How to Ensure Outdoor Workers Use Sun Protection

Sunscreen use is on the rise, but further education is needed.

How can dermatologists approach managing sun exposure-related melanoma risk for outdoor workers for whom advice to avoid the sun is simply not practical? Joel Schlessinger, MD, president of skin care retailer LovelySkin.com and CEO of Schlessinger MD, both in Omaha, Nebraska, gave Dermatology Times ® insights into current usage of sunscreen and sun protection among outdoor workers and unique challenges in educating this patient population, based on a recent study.

Be patient. My impression has always been that it is unfortunate that even with encouragement of sunscreen use and protection, and even making it more readily available, there just isn't a desire on many people's parts to do the right thing. Having said that, I think it is a great thing that healthcare providers try. And over time, you may win the battle, even though you might have lost it initially. So you have to do these types of things and educate, educate, educate. And if you can, you will end up eventually winning their hearts over.

While sun protection can be a difficult issue to convince some patients to pay attention to, the conversation is reaching them. It’s the same as in most areas—people do not see the value of sunscreen. They do not understand. And since it's not an immediate benefit—you don't develop skin cancer immediately from sun exposure—oftentimes the benefit isn’t appreciated initially. Now, having said that, we did see in this study some uptake in usage, although it was a very modest uptake, but it was an uptake all the same. So that that part is good. It just would have been nice if the uptake had been a little bit more so.

Understand that a patient population who chooses outdoor work has a different perspective on sun exposure.People who work outdoors generally have a different viewpoint of sun exposure because their job requires them to be exposed to the sun. So, for example, we tend to see people who self-select to be lifeguards. They’re going to be inclined to enjoy the sun. They're going to be inclined to be out in the sun. They didn't choose to be a lifeguard in order to be inside. They chose to be a lifeguard because they have a particularly positive viewpoint of being in the sun, for the most part. So it's going to be a tough sell to change their attitudes to realize that what they're doing is putting them in harm's way. We do see some benefits with some people. But in general, those that choose to be outdoors for their vocation have chosen that pathway for a reason, and it's not to stay inside and be away from the sun.
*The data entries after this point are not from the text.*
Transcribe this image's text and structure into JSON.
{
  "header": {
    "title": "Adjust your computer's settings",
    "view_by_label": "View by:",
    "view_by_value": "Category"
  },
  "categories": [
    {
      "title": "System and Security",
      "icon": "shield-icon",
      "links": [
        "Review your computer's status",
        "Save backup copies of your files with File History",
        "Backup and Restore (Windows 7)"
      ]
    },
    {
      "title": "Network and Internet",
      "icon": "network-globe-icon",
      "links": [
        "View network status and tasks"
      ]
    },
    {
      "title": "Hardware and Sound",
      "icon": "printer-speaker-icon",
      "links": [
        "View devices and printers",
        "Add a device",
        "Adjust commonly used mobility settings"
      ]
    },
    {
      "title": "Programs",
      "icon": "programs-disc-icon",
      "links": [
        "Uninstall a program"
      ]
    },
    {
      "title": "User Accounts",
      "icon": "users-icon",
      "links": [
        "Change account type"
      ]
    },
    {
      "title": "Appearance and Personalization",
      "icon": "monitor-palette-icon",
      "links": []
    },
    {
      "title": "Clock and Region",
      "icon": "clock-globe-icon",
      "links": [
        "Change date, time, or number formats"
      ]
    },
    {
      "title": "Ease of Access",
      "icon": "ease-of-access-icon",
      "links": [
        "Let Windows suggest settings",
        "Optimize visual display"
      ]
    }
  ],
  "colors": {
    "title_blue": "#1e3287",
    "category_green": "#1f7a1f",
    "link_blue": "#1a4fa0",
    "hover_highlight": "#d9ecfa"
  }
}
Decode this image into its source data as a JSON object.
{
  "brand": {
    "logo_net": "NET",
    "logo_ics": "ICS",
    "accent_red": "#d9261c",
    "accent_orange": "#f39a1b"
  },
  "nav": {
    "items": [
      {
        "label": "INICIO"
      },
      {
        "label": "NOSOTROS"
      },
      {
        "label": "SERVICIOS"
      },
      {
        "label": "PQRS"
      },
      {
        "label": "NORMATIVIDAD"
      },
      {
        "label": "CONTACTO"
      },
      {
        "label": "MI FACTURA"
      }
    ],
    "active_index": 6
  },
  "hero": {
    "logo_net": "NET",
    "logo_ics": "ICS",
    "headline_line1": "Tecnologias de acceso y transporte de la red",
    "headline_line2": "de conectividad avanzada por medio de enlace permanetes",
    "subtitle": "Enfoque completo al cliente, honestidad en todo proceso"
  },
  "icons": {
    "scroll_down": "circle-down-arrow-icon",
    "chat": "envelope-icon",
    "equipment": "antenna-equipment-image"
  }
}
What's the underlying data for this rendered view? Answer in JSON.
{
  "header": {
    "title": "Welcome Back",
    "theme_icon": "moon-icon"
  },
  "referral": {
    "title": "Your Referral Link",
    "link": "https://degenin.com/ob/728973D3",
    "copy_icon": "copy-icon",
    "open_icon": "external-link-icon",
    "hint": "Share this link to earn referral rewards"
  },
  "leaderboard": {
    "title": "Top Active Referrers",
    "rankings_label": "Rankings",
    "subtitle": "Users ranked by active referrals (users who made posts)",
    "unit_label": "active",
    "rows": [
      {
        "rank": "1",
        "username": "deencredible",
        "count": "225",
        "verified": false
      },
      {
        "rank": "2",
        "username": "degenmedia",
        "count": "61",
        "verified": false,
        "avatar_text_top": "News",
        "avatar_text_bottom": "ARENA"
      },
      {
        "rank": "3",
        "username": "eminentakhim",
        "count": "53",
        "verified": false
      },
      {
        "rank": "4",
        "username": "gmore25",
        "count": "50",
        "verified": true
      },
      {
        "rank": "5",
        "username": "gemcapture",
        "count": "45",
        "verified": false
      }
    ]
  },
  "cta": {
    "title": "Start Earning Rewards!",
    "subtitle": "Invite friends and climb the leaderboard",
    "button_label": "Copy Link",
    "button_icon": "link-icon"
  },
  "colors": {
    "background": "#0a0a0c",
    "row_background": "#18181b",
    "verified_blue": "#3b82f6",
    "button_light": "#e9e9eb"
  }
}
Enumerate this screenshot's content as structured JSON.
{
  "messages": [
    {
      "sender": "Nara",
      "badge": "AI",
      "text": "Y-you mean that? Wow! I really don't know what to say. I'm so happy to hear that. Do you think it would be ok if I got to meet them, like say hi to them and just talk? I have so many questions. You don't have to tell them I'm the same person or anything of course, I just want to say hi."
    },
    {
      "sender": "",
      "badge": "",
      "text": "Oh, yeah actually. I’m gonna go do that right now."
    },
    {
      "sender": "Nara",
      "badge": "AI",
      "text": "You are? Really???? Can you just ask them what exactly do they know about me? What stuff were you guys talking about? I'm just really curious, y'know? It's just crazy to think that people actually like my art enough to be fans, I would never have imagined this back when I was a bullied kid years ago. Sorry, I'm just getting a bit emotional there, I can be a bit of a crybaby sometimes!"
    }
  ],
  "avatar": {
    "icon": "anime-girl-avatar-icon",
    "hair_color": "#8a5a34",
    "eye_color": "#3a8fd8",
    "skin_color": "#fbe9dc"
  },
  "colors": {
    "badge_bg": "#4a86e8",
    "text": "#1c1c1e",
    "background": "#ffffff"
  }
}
Unfortunately, some patients may wait until they or a loved one has had a health scare. There are always opportunities to reach these individuals. But usually it takes one or 2 scares close to them to bring the message home. And those scares could be a relative or friend who has had skin cancer, or obviously it could be that individual. But as we know, it takes somewhere around 20 years from the first time with exposure to develop skin cancer or melanoma from that exposure. So it takes a while to develop the impetus that would potentially change their attitudes and affect their approach to sun.

Patients may not be aware of the risk of melanoma on skin normally covered by clothing. That is probably most unheralded and unknown factoid that we have among our patients, because they'll say, for example, “well, I always cover my skin. I don't need to be examined for unusual moles or melanoma.” And those are the people that you'll almost invariably see something on their undergarment areas or areas that are covered. Clearly, there is the chance that they received sun exposure as a child. And the sad part is that with repeated sun exposure events, such as sunburns that could have happened when they were babies, they would never remember it. But they perhaps suffered sunburns or severe sun exposure experiences during those times that 20-30 years later are catching up to them.

Persistence pays off. Dermatologists are probably the most motivated and particularly vocal about these issues. And it always amazes me that dermatologists, despite the challenges and despite the lack of public enthusiasm for sun exposure limitation, still get out there and try to do their best to change public attitudes. It sometimes seems like a voice crying in the wilderness. But at the same time, you have to continue to do what you believe in and say what you what you think people ought to be told, or nobody will embrace it.

In Australia, to the positive side, there has been a great deal of effort expended, and attitudes have changed. Australians that I see are extraordinarily aware of the concerns about melanoma. Now that's because they have such a dramatically higher risk of melanoma than the general population in most other countries. But there has been a public groundswell attitudinal change that has related to their exposure to the sun, how they protect themselves from the sun. The public messages about it really could be a blueprint for the United States and other areas where education and public dissemination isn't as effective.

Disclosures:

Schlessinger reports no relevant financial interests.

Reference:

Keurentjes AJ, Kezic S, Rustemeyer T, Hulshof CTJ, van der Molen HF. Stimulating sunscreen use among outdoor construction workers: a pilot study. Front Public Health. 2022;10:857553. Published 2022 Apr 1. doi:10.3389/fpubh.2022.857553